[DATA SHOWN]:
========

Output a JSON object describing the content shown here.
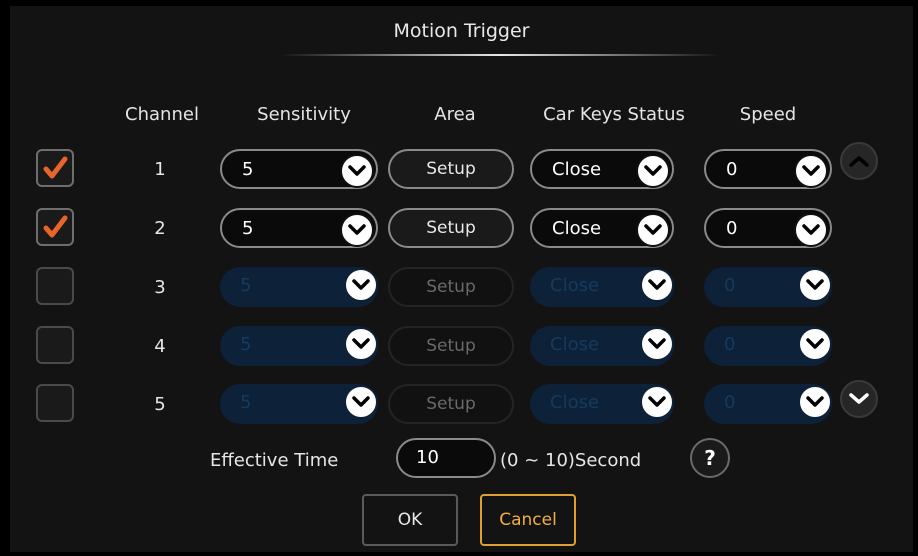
{
  "dialog": {
    "title": "Motion Trigger"
  },
  "columns": {
    "channel": "Channel",
    "sensitivity": "Sensitivity",
    "area": "Area",
    "car_keys_status": "Car Keys Status",
    "speed": "Speed"
  },
  "rows": [
    {
      "checked": true,
      "channel": "1",
      "sensitivity": "5",
      "area": "Setup",
      "car_keys_status": "Close",
      "speed": "0",
      "enabled": true
    },
    {
      "checked": true,
      "channel": "2",
      "sensitivity": "5",
      "area": "Setup",
      "car_keys_status": "Close",
      "speed": "0",
      "enabled": true
    },
    {
      "checked": false,
      "channel": "3",
      "sensitivity": "5",
      "area": "Setup",
      "car_keys_status": "Close",
      "speed": "0",
      "enabled": false
    },
    {
      "checked": false,
      "channel": "4",
      "sensitivity": "5",
      "area": "Setup",
      "car_keys_status": "Close",
      "speed": "0",
      "enabled": false
    },
    {
      "checked": false,
      "channel": "5",
      "sensitivity": "5",
      "area": "Setup",
      "car_keys_status": "Close",
      "speed": "0",
      "enabled": false
    }
  ],
  "effective_time": {
    "label": "Effective Time",
    "value": "10",
    "range": "(0 ~ 10)Second"
  },
  "help": {
    "label": "?"
  },
  "buttons": {
    "ok": "OK",
    "cancel": "Cancel"
  },
  "icons": {
    "scroll_up": "chevron-up-icon",
    "scroll_down": "chevron-down-icon",
    "check": "check-icon"
  },
  "colors": {
    "check_mark": "#e8652a",
    "cancel_accent": "#e0a030",
    "disabled_field": "#0d2138"
  }
}
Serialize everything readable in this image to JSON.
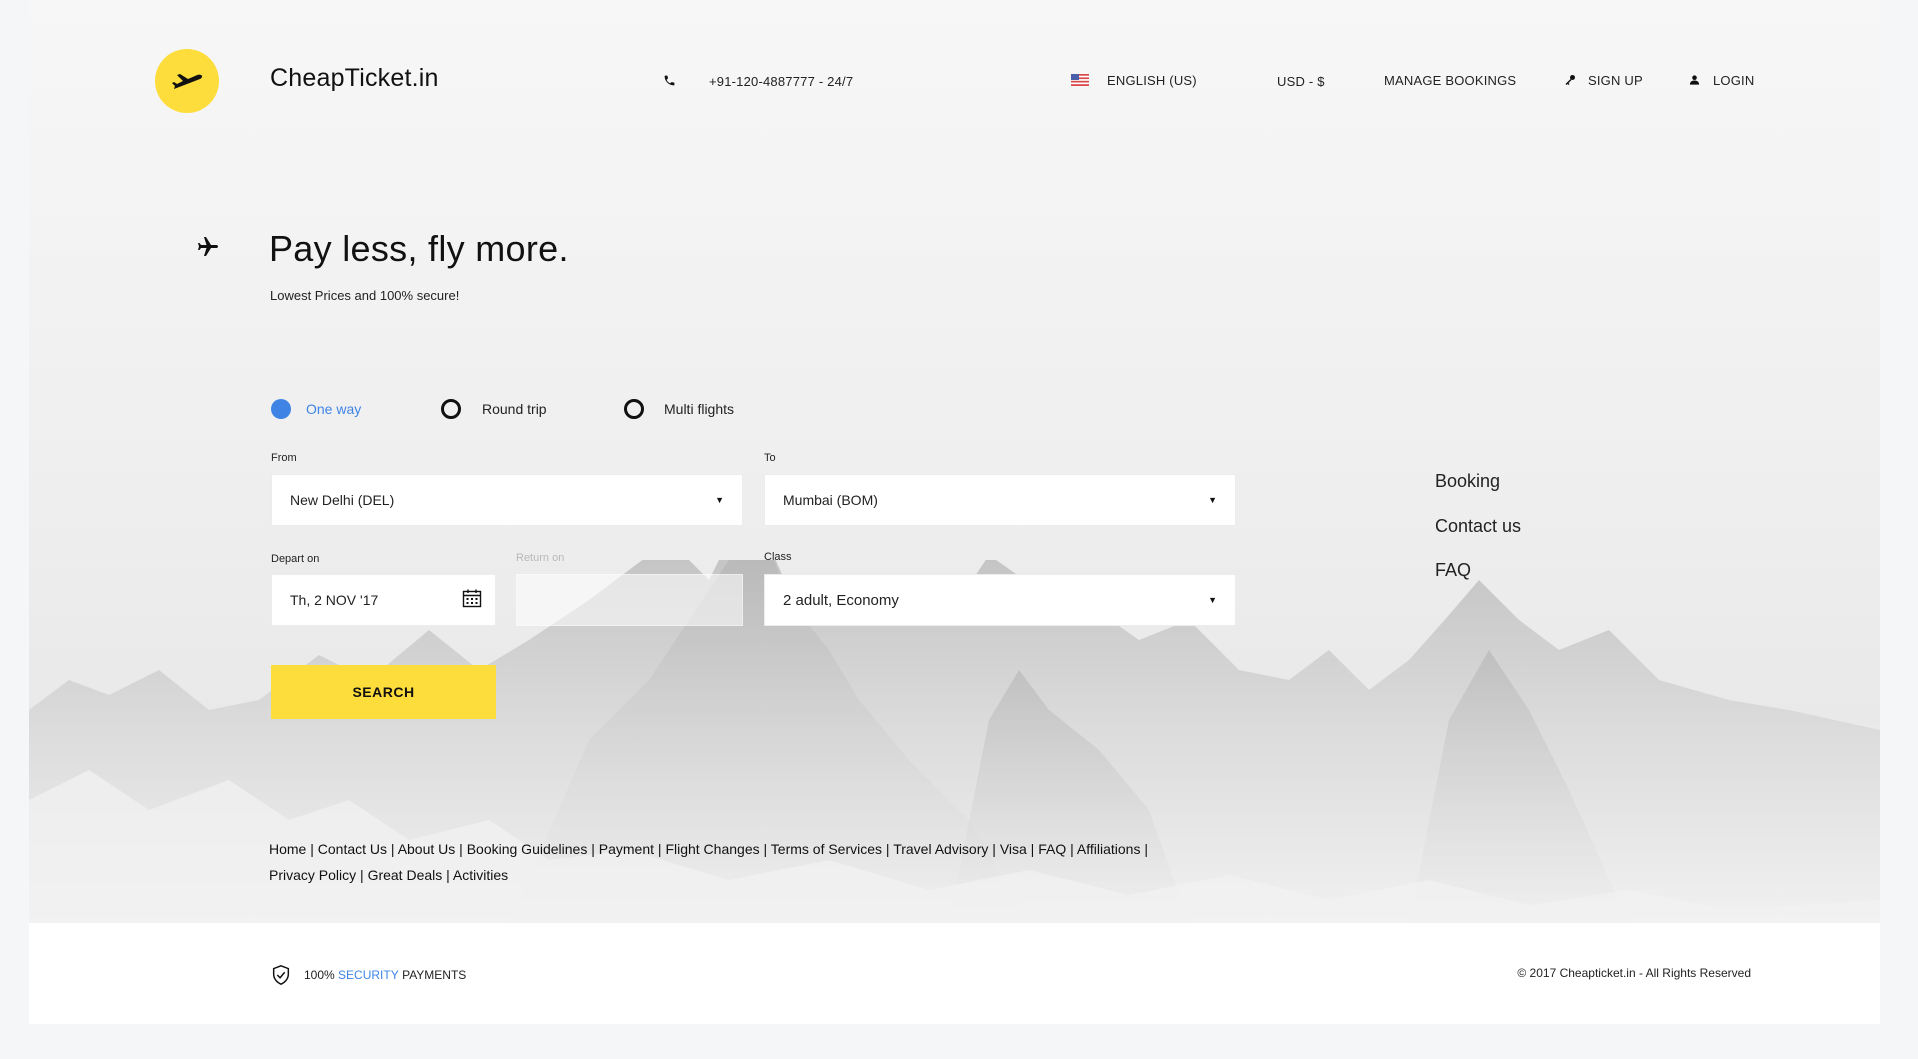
{
  "brand": {
    "name": "CheapTicket.in",
    "accent": "#fddd3c"
  },
  "header": {
    "phone": "+91-120-4887777  -  24/7",
    "language": "ENGLISH (US)",
    "currency": "USD - $",
    "manage_bookings": "MANAGE BOOKINGS",
    "sign_up": "SIGN UP",
    "login": "LOGIN"
  },
  "hero": {
    "title": "Pay less, fly more.",
    "subtitle": "Lowest Prices and 100% secure!"
  },
  "trip_types": [
    {
      "label": "One way",
      "selected": true
    },
    {
      "label": "Round trip",
      "selected": false
    },
    {
      "label": "Multi flights",
      "selected": false
    }
  ],
  "form": {
    "from_label": "From",
    "from_value": "New Delhi  (DEL)",
    "to_label": "To",
    "to_value": "Mumbai  (BOM)",
    "depart_label": "Depart on",
    "depart_value": "Th, 2 NOV '17",
    "return_label": "Return on",
    "return_value": "",
    "class_label": "Class",
    "class_value": "2 adult, Economy",
    "search_label": "SEARCH"
  },
  "side_links": [
    "Booking",
    "Contact us",
    "FAQ"
  ],
  "footer_links": [
    "Home",
    "Contact Us",
    "About Us",
    "Booking Guidelines",
    "Payment",
    "Flight Changes",
    "Terms of Services",
    "Travel Advisory",
    "Visa",
    "FAQ",
    "Affiliations",
    "Privacy Policy",
    "Great Deals",
    "Activities"
  ],
  "footer": {
    "secure_prefix": "100% ",
    "secure_highlight": "SECURITY",
    "secure_suffix": " PAYMENTS",
    "copyright": "© 2017 Cheapticket.in - All Rights Reserved"
  },
  "colors": {
    "primary_blue": "#3f84e5",
    "accent_yellow": "#fddd3c"
  }
}
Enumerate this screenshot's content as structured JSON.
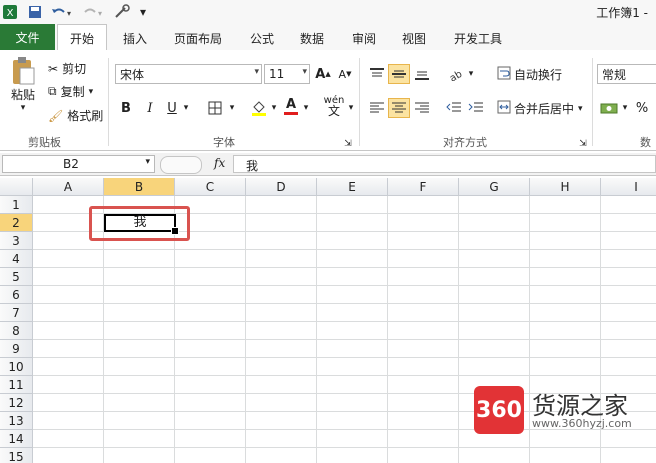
{
  "title_bar": {
    "doc_title": "工作簿1 -",
    "save_icon": "save-icon",
    "undo_icon": "undo-icon",
    "redo_icon": "redo-icon"
  },
  "tabs": [
    {
      "label": "文件"
    },
    {
      "label": "开始"
    },
    {
      "label": "插入"
    },
    {
      "label": "页面布局"
    },
    {
      "label": "公式"
    },
    {
      "label": "数据"
    },
    {
      "label": "审阅"
    },
    {
      "label": "视图"
    },
    {
      "label": "开发工具"
    }
  ],
  "clipboard": {
    "paste": "粘贴",
    "cut": "剪切",
    "copy": "复制",
    "format_painter": "格式刷",
    "group": "剪贴板"
  },
  "font": {
    "name": "宋体",
    "size": "11",
    "group": "字体",
    "bold": "B",
    "italic": "I",
    "underline": "U",
    "color_a": "A",
    "wen": "wén"
  },
  "alignment": {
    "wrap": "自动换行",
    "merge": "合并后居中",
    "group": "对齐方式"
  },
  "number": {
    "format": "常规",
    "percent": "%",
    "group": "数"
  },
  "formula_bar": {
    "name_box": "B2",
    "fx": "fx",
    "content": "我"
  },
  "sheet": {
    "columns": [
      "A",
      "B",
      "C",
      "D",
      "E",
      "F",
      "G",
      "H",
      "I"
    ],
    "rows": [
      "1",
      "2",
      "3",
      "4",
      "5",
      "6",
      "7",
      "8",
      "9",
      "10",
      "11",
      "12",
      "13",
      "14",
      "15"
    ],
    "selected_cell": "B2",
    "cell_b2_value": "我"
  },
  "watermark": {
    "logo": "360",
    "name": "货源之家",
    "url": "www.360hyzj.com"
  },
  "colors": {
    "file_tab": "#2a7a36",
    "selected_header": "#f8d47b",
    "highlight_box": "#d9534f"
  }
}
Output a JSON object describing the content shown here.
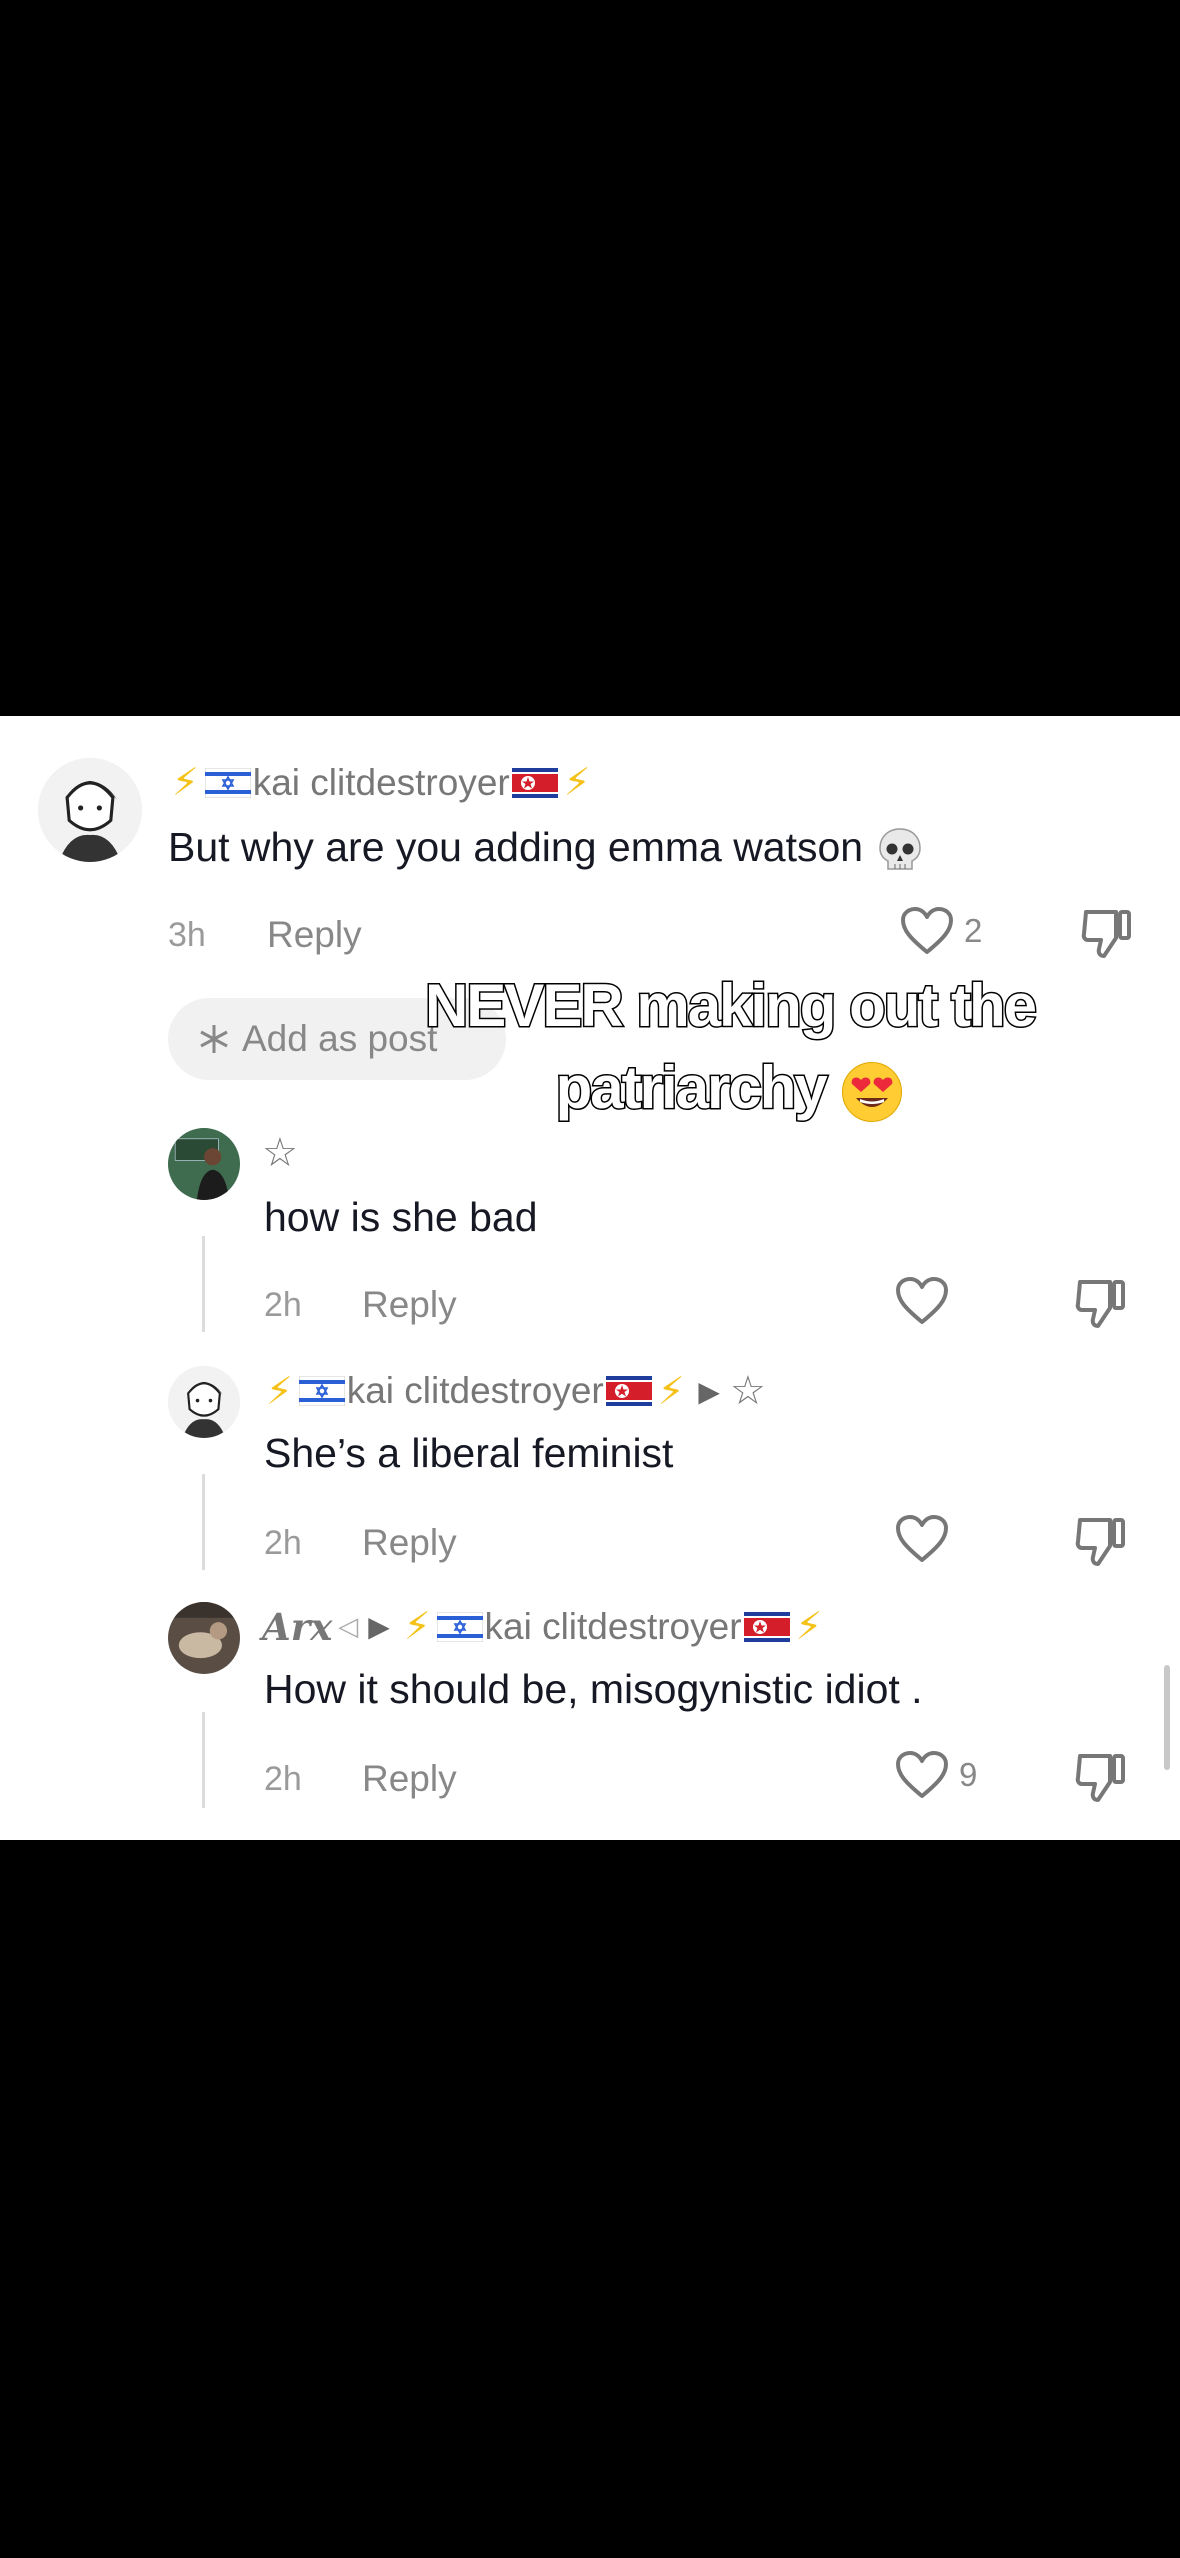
{
  "overlay_caption": {
    "line1": "NEVER making out the",
    "line2": "patriarchy"
  },
  "comments": [
    {
      "username": "kai clitdestroyer",
      "text": "But why are you adding emma watson",
      "time": "3h",
      "reply_label": "Reply",
      "likes": "2"
    },
    {
      "username": "☆",
      "text": "how is she bad",
      "time": "2h",
      "reply_label": "Reply",
      "likes": ""
    },
    {
      "username": "kai clitdestroyer",
      "reply_to": "☆",
      "text": "She’s a liberal feminist",
      "time": "2h",
      "reply_label": "Reply",
      "likes": ""
    },
    {
      "username": "Arx",
      "reply_to": "kai clitdestroyer",
      "text": "How it should be, misogynistic idiot .",
      "time": "2h",
      "reply_label": "Reply",
      "likes": "9"
    }
  ],
  "add_as_post_label": "Add as post",
  "colors": {
    "background": "#000000",
    "panel": "#ffffff",
    "bolt": "#f5c21a",
    "muted_text": "#888888",
    "body_text": "#161823"
  },
  "icons": [
    "lightning-icon",
    "israel-flag-icon",
    "north-korea-flag-icon",
    "heart-icon",
    "dislike-icon",
    "sparkle-icon",
    "star-icon",
    "play-arrow-icon",
    "skull-emoji",
    "heart-eyes-emoji"
  ]
}
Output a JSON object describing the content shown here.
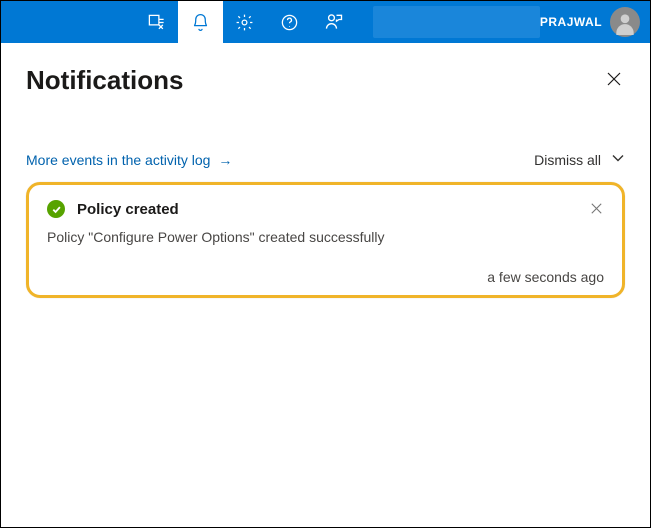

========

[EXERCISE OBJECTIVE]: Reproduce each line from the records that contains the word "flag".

[RESPONSE TO THIS EXERCISE]:
    "israel-flag-icon",
    "north-korea-flag-icon",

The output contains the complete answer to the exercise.